Prion proteins are notorious for causing deadly brain diseases like bovine spongiform encephalopathy--better known as mad cow disease--and, in humans, Creutzfeld-Jakob disease. But prions may actually do some good in yeast. According to a new study, prions may infer an evolutionary advantage by allowing yeast cells to adapt quickly and radically when the environment changes.
Originally thought to be infectious agents, like viruses, prions are actually abnormally folded forms of naturally occurring proteins. They convert to the abnormal state either because of an inherited mutation or through contact with other abnormal proteins. But while prions that occur in mammals are clearly pathogenic, those in yeast are not.
Yeast's so-called PSI prion is a differently folded version of a protein normally responsible for heeding the so-called stop codon--a built-in part of the genetic code that halts the translation of DNA. Such stop codons make many genes inactive, or "silent," when they mistakenly occur in the middle of a gene rather than the end. Scientists suspect that these faulty genes may have also collected new mutations, some of which could be beneficial under certain circumstances. PSI could bring out these traits by "reading through" the stop codons.

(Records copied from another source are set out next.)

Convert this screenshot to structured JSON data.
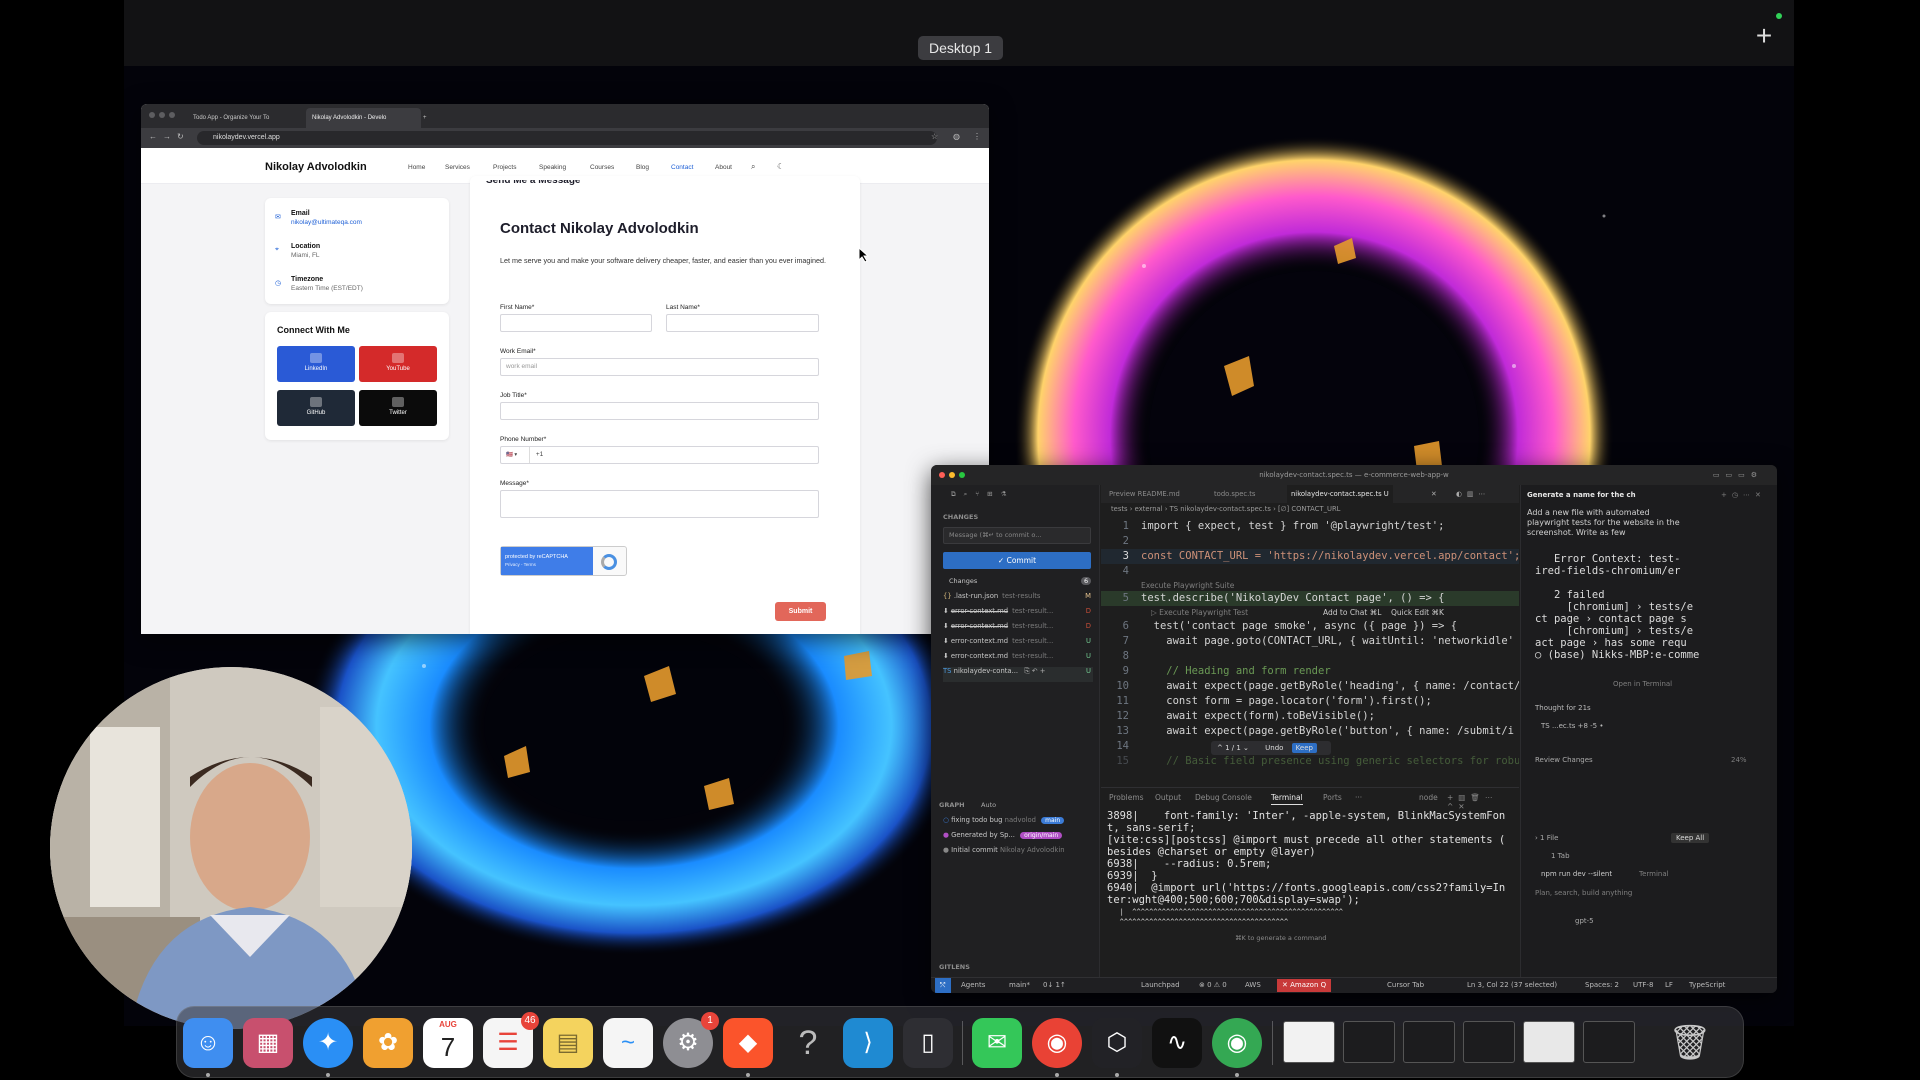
{
  "desktop": {
    "space_label": "Desktop 1",
    "add_space": "+"
  },
  "browser": {
    "tabs": [
      {
        "label": "Todo App - Organize Your To"
      },
      {
        "label": "Nikolay Advolodkin - Develo"
      }
    ],
    "new_tab": "+",
    "url": "nikolaydev.vercel.app",
    "site": {
      "brand": "Nikolay Advolodkin",
      "nav": [
        "Home",
        "Services",
        "Projects",
        "Speaking",
        "Courses",
        "Blog",
        "Contact",
        "About"
      ],
      "active_nav": "Contact",
      "partial_heading": "Send Me a Message",
      "info": [
        {
          "label": "Email",
          "value": "nikolay@ultimateqa.com"
        },
        {
          "label": "Location",
          "value": "Miami, FL"
        },
        {
          "label": "Timezone",
          "value": "Eastern Time (EST/EDT)"
        }
      ],
      "connect_title": "Connect With Me",
      "social": [
        {
          "label": "LinkedIn",
          "color": "#2a5ad6"
        },
        {
          "label": "YouTube",
          "color": "#d42a2a"
        },
        {
          "label": "GitHub",
          "color": "#1f2937"
        },
        {
          "label": "Twitter",
          "color": "#0b0b0b"
        }
      ],
      "form": {
        "title": "Contact Nikolay Advolodkin",
        "description": "Let me serve you and make your software delivery cheaper, faster, and easier than you ever imagined.",
        "first_name_label": "First Name*",
        "last_name_label": "Last Name*",
        "work_email_label": "Work Email*",
        "work_email_placeholder": "work email",
        "job_title_label": "Job Title*",
        "phone_label": "Phone Number*",
        "phone_country": "🇺🇸 ▾",
        "phone_prefix": "+1",
        "message_label": "Message*",
        "recaptcha_text": "protected by reCAPTCHA",
        "recaptcha_sub": "Privacy - Terms",
        "submit_label": "Submit"
      }
    }
  },
  "vscode": {
    "title": "nikolaydev-contact.spec.ts — e-commerce-web-app-w",
    "source_control": {
      "section": "CHANGES",
      "commit_placeholder": "Message (⌘↵ to commit o...",
      "commit_label": "✓ Commit",
      "changes_label": "Changes",
      "changes_count": "6",
      "files": [
        {
          "name": ".last-run.json",
          "path": "test-results",
          "status": "M",
          "strike": false
        },
        {
          "name": "error-context.md",
          "path": "test-result...",
          "status": "D",
          "strike": true
        },
        {
          "name": "error-context.md",
          "path": "test-result...",
          "status": "D",
          "strike": true
        },
        {
          "name": "error-context.md",
          "path": "test-result...",
          "status": "U",
          "strike": false
        },
        {
          "name": "error-context.md",
          "path": "test-result...",
          "status": "U",
          "strike": false
        },
        {
          "name": "nikolaydev-conta...",
          "path": "",
          "status": "U",
          "strike": false
        }
      ],
      "graph_label": "GRAPH",
      "graph_mode": "Auto",
      "commits": [
        {
          "message": "fixing todo bug",
          "author": "nadvolod",
          "badge": "main",
          "badge_color": "#3b7bd6"
        },
        {
          "message": "Generated by Sp...",
          "author": "",
          "badge": "origin/main",
          "badge_color": "#b04fc4"
        },
        {
          "message": "Initial commit",
          "author": "Nikolay Advolodkin",
          "badge": "",
          "badge_color": ""
        }
      ],
      "gitlens": "GITLENS"
    },
    "tabs": [
      "Preview README.md",
      "todo.spec.ts",
      "nikolaydev-contact.spec.ts U"
    ],
    "breadcrumb": "tests › external › TS nikolaydev-contact.spec.ts › [∅] CONTACT_URL",
    "code": [
      {
        "n": "1",
        "text": "import { expect, test } from '@playwright/test';"
      },
      {
        "n": "2",
        "text": ""
      },
      {
        "n": "3",
        "text": "const CONTACT_URL = 'https://nikolaydev.vercel.app/contact';"
      },
      {
        "n": "4",
        "text": ""
      },
      {
        "n": "5",
        "text": "test.describe('NikolayDev Contact page', () => {"
      },
      {
        "n": "6",
        "text": "  test('contact page smoke', async ({ page }) => {"
      },
      {
        "n": "7",
        "text": "    await page.goto(CONTACT_URL, { waitUntil: 'networkidle' }"
      },
      {
        "n": "8",
        "text": ""
      },
      {
        "n": "9",
        "text": "    // Heading and form render"
      },
      {
        "n": "10",
        "text": "    await expect(page.getByRole('heading', { name: /contact/i"
      },
      {
        "n": "11",
        "text": "    const form = page.locator('form').first();"
      },
      {
        "n": "12",
        "text": "    await expect(form).toBeVisible();"
      },
      {
        "n": "13",
        "text": "    await expect(page.getByRole('button', { name: /submit/i })"
      },
      {
        "n": "14",
        "text": ""
      },
      {
        "n": "15",
        "text": "    // Basic field presence using generic selectors for robust"
      }
    ],
    "codelens_suite": "Execute Playwright Suite",
    "codelens_test": "▷ Execute Playwright Test",
    "hint_chat": "Add to Chat ⌘L",
    "hint_edit": "Quick Edit ⌘K",
    "inline_counter": "^ 1 / 1 ⌄",
    "undo_label": "Undo",
    "keep_label": "Keep",
    "panel_tabs": [
      "Problems",
      "Output",
      "Debug Console",
      "Terminal",
      "Ports",
      "···"
    ],
    "terminal_shell": "node",
    "terminal": [
      "3898|    font-family: 'Inter', -apple-system, BlinkMacSystemFon",
      "t, sans-serif;",
      "[vite:css][postcss] @import must precede all other statements (",
      "besides @charset or empty @layer)",
      "6938|    --radius: 0.5rem;",
      "6939|  }",
      "6940|  @import url('https://fonts.googleapis.com/css2?family=In",
      "ter:wght@400;500;600;700&display=swap');",
      "   |  ^^^^^^^^^^^^^^^^^^^^^^^^^^^^^^^^^^^^^^^^^^^^^^^^^^",
      "   ^^^^^^^^^^^^^^^^^^^^^^^^^^^^^^^^^^^^^^^^"
    ],
    "terminal_hint": "⌘K to generate a command",
    "chat": {
      "title": "Generate a name for the ch",
      "prompt": "Add a new file with automated playwright tests for the website in the screenshot. Write as few",
      "error_lines": [
        "   Error Context: test-",
        "ired-fields-chromium/er",
        "",
        "   2 failed",
        "     [chromium] › tests/e",
        "ct page › contact page s",
        "     [chromium] › tests/e",
        "act page › has some requ",
        "○ (base) Nikks-MBP:e-comme"
      ],
      "open_terminal": "Open in Terminal",
      "thought": "Thought for 21s",
      "file_change": "TS ...ec.ts +8 -5 •",
      "review_changes": "Review Changes",
      "review_pct": "24%",
      "files_count": "› 1 File",
      "keep_all": "Keep All",
      "tab_count": "1 Tab",
      "npm_cmd": "npm run dev --silent",
      "npm_where": "Terminal",
      "plan_placeholder": "Plan, search, build anything",
      "model": "gpt-5"
    },
    "status": {
      "agents": "Agents",
      "branch": "main*",
      "sync": "0↓ 1↑",
      "launchpad": "Launchpad",
      "problems": "⊗ 0 ⚠ 0",
      "aws": "AWS",
      "amazon_q": "✕ Amazon Q",
      "cursor_tab": "Cursor Tab",
      "position": "Ln 3, Col 22 (37 selected)",
      "spaces": "Spaces: 2",
      "encoding": "UTF-8",
      "eol": "LF",
      "language": "TypeScript"
    }
  },
  "dock": {
    "apps": [
      {
        "name": "finder-icon",
        "glyph": "☺",
        "color": "#3f8ef0",
        "badge": ""
      },
      {
        "name": "launchpad-icon",
        "glyph": "▦",
        "color": "#c8506e",
        "badge": ""
      },
      {
        "name": "safari-icon",
        "glyph": "✦",
        "color": "#2a8ff5",
        "badge": ""
      },
      {
        "name": "photos-icon",
        "glyph": "✿",
        "color": "#f0a030",
        "badge": ""
      },
      {
        "name": "calendar-icon",
        "glyph": "7",
        "color": "#ffffff",
        "badge": ""
      },
      {
        "name": "reminders-icon",
        "glyph": "☰",
        "color": "#f5f5f5",
        "badge": "46"
      },
      {
        "name": "notes-icon",
        "glyph": "▤",
        "color": "#f4d35e",
        "badge": ""
      },
      {
        "name": "freeform-icon",
        "glyph": "~",
        "color": "#f5f5f5",
        "badge": ""
      },
      {
        "name": "system-settings-icon",
        "glyph": "⚙",
        "color": "#8e8e93",
        "badge": "1"
      },
      {
        "name": "brave-icon",
        "glyph": "◆",
        "color": "#fb542b",
        "badge": ""
      },
      {
        "name": "help-icon",
        "glyph": "?",
        "color": "transparent",
        "badge": ""
      },
      {
        "name": "vscode-icon",
        "glyph": "⟩",
        "color": "#1f8ad2",
        "badge": ""
      },
      {
        "name": "simulator-icon",
        "glyph": "▯",
        "color": "#2e2e33",
        "badge": ""
      },
      {
        "name": "messages-icon",
        "glyph": "✉",
        "color": "#34c759",
        "badge": ""
      },
      {
        "name": "chrome-icon",
        "glyph": "◉",
        "color": "#e94235",
        "badge": ""
      },
      {
        "name": "cursor-app-icon",
        "glyph": "⬡",
        "color": "#222226",
        "badge": ""
      },
      {
        "name": "warp-icon",
        "glyph": "∿",
        "color": "#111111",
        "badge": ""
      },
      {
        "name": "chrome-2-icon",
        "glyph": "◉",
        "color": "#34a853",
        "badge": ""
      }
    ],
    "calendar_month": "AUG",
    "calendar_day": "7"
  }
}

To find out, University of Chicago molecular biologists Heather True and Susan Lindquist grew the normal and the PSI varieties of seven different yeast strains under a series of circumstances. As they report in the 28 September Nature, prions dramatically changed the success rate of each strain. They enabled some strains to grow on sugars they couldn't normally metabolize, while making others insensitive to certain antibiotics that would otherwise kill them. "We weren't expecting the degree of variation that we found in the prion forms," says Lindquist.
That variation suggests it may be advantageous for yeast to have prions, say the authors, noting that the changes would likely be reversible when yeast cells occasionally reverted back to their normal, unfolded state, which could be advantageous if conditions changed again. "It's a thoughtful and intelligent study," says molecular geneticist Ira Herskowitz from the University of California, San Francisco. "It provides intriguing evidence as to the biological significance of prions."